━━━ THE DATA
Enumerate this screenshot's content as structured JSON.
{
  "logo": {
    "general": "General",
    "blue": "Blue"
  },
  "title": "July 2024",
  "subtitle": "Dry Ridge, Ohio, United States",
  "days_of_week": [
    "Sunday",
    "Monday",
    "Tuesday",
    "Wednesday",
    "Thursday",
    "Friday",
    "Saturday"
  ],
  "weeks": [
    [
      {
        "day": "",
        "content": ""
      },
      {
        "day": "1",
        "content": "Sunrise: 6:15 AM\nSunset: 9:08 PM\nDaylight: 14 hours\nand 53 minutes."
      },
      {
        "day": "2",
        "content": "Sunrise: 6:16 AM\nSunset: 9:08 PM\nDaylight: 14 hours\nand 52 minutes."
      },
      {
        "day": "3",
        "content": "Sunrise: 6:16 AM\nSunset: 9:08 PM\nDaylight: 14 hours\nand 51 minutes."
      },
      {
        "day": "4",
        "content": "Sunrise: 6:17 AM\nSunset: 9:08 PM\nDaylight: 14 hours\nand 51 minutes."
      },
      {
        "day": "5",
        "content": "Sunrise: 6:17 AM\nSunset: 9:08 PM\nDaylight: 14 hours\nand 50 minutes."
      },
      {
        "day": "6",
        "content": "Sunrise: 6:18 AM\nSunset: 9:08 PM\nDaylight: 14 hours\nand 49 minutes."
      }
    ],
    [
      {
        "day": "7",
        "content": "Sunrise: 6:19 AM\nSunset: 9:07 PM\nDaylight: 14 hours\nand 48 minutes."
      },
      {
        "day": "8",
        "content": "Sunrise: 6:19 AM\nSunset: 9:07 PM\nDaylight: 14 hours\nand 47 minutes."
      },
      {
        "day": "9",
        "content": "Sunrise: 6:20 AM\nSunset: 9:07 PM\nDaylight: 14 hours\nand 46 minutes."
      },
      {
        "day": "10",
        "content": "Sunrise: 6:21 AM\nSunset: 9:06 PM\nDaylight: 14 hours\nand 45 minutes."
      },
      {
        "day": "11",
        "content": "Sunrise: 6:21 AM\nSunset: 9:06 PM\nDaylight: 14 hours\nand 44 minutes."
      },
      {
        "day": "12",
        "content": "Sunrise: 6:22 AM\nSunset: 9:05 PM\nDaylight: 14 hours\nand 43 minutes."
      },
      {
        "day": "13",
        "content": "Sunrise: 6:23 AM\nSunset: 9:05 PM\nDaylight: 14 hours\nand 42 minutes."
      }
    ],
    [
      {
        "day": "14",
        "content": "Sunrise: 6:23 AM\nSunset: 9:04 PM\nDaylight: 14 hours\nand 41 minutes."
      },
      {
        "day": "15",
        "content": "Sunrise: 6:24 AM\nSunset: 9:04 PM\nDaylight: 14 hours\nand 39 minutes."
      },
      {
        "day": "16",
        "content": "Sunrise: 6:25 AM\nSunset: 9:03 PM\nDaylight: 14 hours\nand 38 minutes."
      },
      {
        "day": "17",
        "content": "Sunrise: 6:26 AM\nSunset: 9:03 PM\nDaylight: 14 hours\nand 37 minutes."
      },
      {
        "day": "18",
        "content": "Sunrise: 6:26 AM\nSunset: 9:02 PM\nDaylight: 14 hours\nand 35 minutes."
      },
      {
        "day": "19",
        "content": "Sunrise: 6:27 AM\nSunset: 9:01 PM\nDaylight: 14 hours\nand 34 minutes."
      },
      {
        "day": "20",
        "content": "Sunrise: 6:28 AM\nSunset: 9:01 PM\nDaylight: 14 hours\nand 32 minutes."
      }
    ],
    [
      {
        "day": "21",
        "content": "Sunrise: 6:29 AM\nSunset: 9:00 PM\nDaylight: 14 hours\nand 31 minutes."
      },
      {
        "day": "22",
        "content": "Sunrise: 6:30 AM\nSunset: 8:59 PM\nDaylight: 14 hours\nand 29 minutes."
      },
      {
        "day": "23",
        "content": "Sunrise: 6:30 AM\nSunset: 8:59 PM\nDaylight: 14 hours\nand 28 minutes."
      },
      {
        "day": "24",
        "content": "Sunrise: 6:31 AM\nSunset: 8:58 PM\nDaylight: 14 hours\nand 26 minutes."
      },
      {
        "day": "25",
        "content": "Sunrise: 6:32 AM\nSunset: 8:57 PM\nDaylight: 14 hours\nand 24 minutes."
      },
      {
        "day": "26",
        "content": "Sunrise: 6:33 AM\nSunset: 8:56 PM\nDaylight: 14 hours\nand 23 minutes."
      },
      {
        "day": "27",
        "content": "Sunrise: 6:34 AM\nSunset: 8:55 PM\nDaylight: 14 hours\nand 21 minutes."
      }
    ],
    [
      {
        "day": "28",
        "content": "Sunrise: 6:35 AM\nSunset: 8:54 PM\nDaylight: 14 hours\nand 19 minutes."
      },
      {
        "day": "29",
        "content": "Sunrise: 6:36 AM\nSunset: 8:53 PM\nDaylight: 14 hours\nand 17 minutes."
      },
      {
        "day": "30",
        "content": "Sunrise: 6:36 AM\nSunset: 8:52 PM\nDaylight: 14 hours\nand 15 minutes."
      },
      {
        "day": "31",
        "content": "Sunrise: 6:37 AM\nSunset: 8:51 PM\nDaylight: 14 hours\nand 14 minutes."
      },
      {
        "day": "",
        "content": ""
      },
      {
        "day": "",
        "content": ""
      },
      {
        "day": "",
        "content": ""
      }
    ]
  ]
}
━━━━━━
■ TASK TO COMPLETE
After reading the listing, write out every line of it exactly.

■ EXERCISE ANSWER
Enumerate this screenshot's content as structured JSON.
{
  "logo": {
    "general": "General",
    "blue": "Blue"
  },
  "title": "July 2024",
  "subtitle": "Dry Ridge, Ohio, United States",
  "days_of_week": [
    "Sunday",
    "Monday",
    "Tuesday",
    "Wednesday",
    "Thursday",
    "Friday",
    "Saturday"
  ],
  "weeks": [
    [
      {
        "day": "",
        "content": ""
      },
      {
        "day": "1",
        "content": "Sunrise: 6:15 AM\nSunset: 9:08 PM\nDaylight: 14 hours\nand 53 minutes."
      },
      {
        "day": "2",
        "content": "Sunrise: 6:16 AM\nSunset: 9:08 PM\nDaylight: 14 hours\nand 52 minutes."
      },
      {
        "day": "3",
        "content": "Sunrise: 6:16 AM\nSunset: 9:08 PM\nDaylight: 14 hours\nand 51 minutes."
      },
      {
        "day": "4",
        "content": "Sunrise: 6:17 AM\nSunset: 9:08 PM\nDaylight: 14 hours\nand 51 minutes."
      },
      {
        "day": "5",
        "content": "Sunrise: 6:17 AM\nSunset: 9:08 PM\nDaylight: 14 hours\nand 50 minutes."
      },
      {
        "day": "6",
        "content": "Sunrise: 6:18 AM\nSunset: 9:08 PM\nDaylight: 14 hours\nand 49 minutes."
      }
    ],
    [
      {
        "day": "7",
        "content": "Sunrise: 6:19 AM\nSunset: 9:07 PM\nDaylight: 14 hours\nand 48 minutes."
      },
      {
        "day": "8",
        "content": "Sunrise: 6:19 AM\nSunset: 9:07 PM\nDaylight: 14 hours\nand 47 minutes."
      },
      {
        "day": "9",
        "content": "Sunrise: 6:20 AM\nSunset: 9:07 PM\nDaylight: 14 hours\nand 46 minutes."
      },
      {
        "day": "10",
        "content": "Sunrise: 6:21 AM\nSunset: 9:06 PM\nDaylight: 14 hours\nand 45 minutes."
      },
      {
        "day": "11",
        "content": "Sunrise: 6:21 AM\nSunset: 9:06 PM\nDaylight: 14 hours\nand 44 minutes."
      },
      {
        "day": "12",
        "content": "Sunrise: 6:22 AM\nSunset: 9:05 PM\nDaylight: 14 hours\nand 43 minutes."
      },
      {
        "day": "13",
        "content": "Sunrise: 6:23 AM\nSunset: 9:05 PM\nDaylight: 14 hours\nand 42 minutes."
      }
    ],
    [
      {
        "day": "14",
        "content": "Sunrise: 6:23 AM\nSunset: 9:04 PM\nDaylight: 14 hours\nand 41 minutes."
      },
      {
        "day": "15",
        "content": "Sunrise: 6:24 AM\nSunset: 9:04 PM\nDaylight: 14 hours\nand 39 minutes."
      },
      {
        "day": "16",
        "content": "Sunrise: 6:25 AM\nSunset: 9:03 PM\nDaylight: 14 hours\nand 38 minutes."
      },
      {
        "day": "17",
        "content": "Sunrise: 6:26 AM\nSunset: 9:03 PM\nDaylight: 14 hours\nand 37 minutes."
      },
      {
        "day": "18",
        "content": "Sunrise: 6:26 AM\nSunset: 9:02 PM\nDaylight: 14 hours\nand 35 minutes."
      },
      {
        "day": "19",
        "content": "Sunrise: 6:27 AM\nSunset: 9:01 PM\nDaylight: 14 hours\nand 34 minutes."
      },
      {
        "day": "20",
        "content": "Sunrise: 6:28 AM\nSunset: 9:01 PM\nDaylight: 14 hours\nand 32 minutes."
      }
    ],
    [
      {
        "day": "21",
        "content": "Sunrise: 6:29 AM\nSunset: 9:00 PM\nDaylight: 14 hours\nand 31 minutes."
      },
      {
        "day": "22",
        "content": "Sunrise: 6:30 AM\nSunset: 8:59 PM\nDaylight: 14 hours\nand 29 minutes."
      },
      {
        "day": "23",
        "content": "Sunrise: 6:30 AM\nSunset: 8:59 PM\nDaylight: 14 hours\nand 28 minutes."
      },
      {
        "day": "24",
        "content": "Sunrise: 6:31 AM\nSunset: 8:58 PM\nDaylight: 14 hours\nand 26 minutes."
      },
      {
        "day": "25",
        "content": "Sunrise: 6:32 AM\nSunset: 8:57 PM\nDaylight: 14 hours\nand 24 minutes."
      },
      {
        "day": "26",
        "content": "Sunrise: 6:33 AM\nSunset: 8:56 PM\nDaylight: 14 hours\nand 23 minutes."
      },
      {
        "day": "27",
        "content": "Sunrise: 6:34 AM\nSunset: 8:55 PM\nDaylight: 14 hours\nand 21 minutes."
      }
    ],
    [
      {
        "day": "28",
        "content": "Sunrise: 6:35 AM\nSunset: 8:54 PM\nDaylight: 14 hours\nand 19 minutes."
      },
      {
        "day": "29",
        "content": "Sunrise: 6:36 AM\nSunset: 8:53 PM\nDaylight: 14 hours\nand 17 minutes."
      },
      {
        "day": "30",
        "content": "Sunrise: 6:36 AM\nSunset: 8:52 PM\nDaylight: 14 hours\nand 15 minutes."
      },
      {
        "day": "31",
        "content": "Sunrise: 6:37 AM\nSunset: 8:51 PM\nDaylight: 14 hours\nand 14 minutes."
      },
      {
        "day": "",
        "content": ""
      },
      {
        "day": "",
        "content": ""
      },
      {
        "day": "",
        "content": ""
      }
    ]
  ]
}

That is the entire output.